» Task details:
Show, from the records below, all lines that contain the word "right".

START Given information

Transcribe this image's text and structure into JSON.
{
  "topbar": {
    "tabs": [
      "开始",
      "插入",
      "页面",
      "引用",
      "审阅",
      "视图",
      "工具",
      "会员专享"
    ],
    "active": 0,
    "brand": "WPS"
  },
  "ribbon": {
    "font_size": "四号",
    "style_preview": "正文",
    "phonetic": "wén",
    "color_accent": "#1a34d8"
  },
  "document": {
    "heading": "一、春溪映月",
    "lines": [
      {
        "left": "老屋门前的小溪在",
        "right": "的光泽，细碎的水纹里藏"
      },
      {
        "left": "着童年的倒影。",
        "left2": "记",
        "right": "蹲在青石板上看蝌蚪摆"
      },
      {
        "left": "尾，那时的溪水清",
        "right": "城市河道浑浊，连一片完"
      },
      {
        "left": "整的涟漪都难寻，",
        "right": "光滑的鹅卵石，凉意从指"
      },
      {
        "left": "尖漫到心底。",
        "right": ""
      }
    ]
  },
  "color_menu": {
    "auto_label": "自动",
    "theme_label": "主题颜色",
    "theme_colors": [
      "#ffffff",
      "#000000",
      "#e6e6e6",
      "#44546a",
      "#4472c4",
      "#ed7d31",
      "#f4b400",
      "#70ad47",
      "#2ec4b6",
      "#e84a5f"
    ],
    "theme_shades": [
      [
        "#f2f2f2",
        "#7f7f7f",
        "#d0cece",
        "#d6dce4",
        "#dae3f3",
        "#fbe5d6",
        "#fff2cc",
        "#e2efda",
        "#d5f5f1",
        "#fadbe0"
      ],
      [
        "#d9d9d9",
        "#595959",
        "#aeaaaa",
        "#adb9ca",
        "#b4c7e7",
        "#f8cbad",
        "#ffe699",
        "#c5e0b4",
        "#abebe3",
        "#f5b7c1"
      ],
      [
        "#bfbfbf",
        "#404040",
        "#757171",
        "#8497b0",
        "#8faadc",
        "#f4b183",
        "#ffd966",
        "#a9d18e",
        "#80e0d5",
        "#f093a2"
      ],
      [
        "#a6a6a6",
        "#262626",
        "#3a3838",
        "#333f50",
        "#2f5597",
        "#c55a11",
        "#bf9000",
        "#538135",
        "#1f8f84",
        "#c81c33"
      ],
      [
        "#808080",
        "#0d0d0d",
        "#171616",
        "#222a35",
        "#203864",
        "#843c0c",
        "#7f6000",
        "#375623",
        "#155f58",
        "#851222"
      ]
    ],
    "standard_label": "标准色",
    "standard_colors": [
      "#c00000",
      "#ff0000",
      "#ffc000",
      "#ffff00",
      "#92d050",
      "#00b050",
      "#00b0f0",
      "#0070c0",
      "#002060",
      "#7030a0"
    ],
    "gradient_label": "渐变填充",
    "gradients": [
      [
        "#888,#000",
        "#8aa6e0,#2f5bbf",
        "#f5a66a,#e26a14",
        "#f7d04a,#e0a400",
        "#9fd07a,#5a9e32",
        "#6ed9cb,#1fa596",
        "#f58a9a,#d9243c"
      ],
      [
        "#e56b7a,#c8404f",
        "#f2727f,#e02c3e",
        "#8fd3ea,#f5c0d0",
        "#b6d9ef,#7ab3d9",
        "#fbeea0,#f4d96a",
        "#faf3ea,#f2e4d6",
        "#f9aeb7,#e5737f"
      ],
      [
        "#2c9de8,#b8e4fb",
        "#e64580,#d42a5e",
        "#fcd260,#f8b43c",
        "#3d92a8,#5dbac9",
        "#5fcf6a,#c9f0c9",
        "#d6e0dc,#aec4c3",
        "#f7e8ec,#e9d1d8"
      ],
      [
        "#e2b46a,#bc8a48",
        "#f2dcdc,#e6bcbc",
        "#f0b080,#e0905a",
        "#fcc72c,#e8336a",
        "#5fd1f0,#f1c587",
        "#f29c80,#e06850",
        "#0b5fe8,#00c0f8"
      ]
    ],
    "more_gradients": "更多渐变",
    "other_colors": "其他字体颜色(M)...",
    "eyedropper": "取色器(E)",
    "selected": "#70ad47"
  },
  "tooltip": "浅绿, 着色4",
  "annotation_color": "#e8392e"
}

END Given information

» Problem solution:
        "right": "的光泽，细碎的水纹里藏"
        "right": "蹲在青石板上看蝌蚪摆"
        "right": "城市河道浑浊，连一片完"
        "right": "光滑的鹅卵石，凉意从指"
        "right": ""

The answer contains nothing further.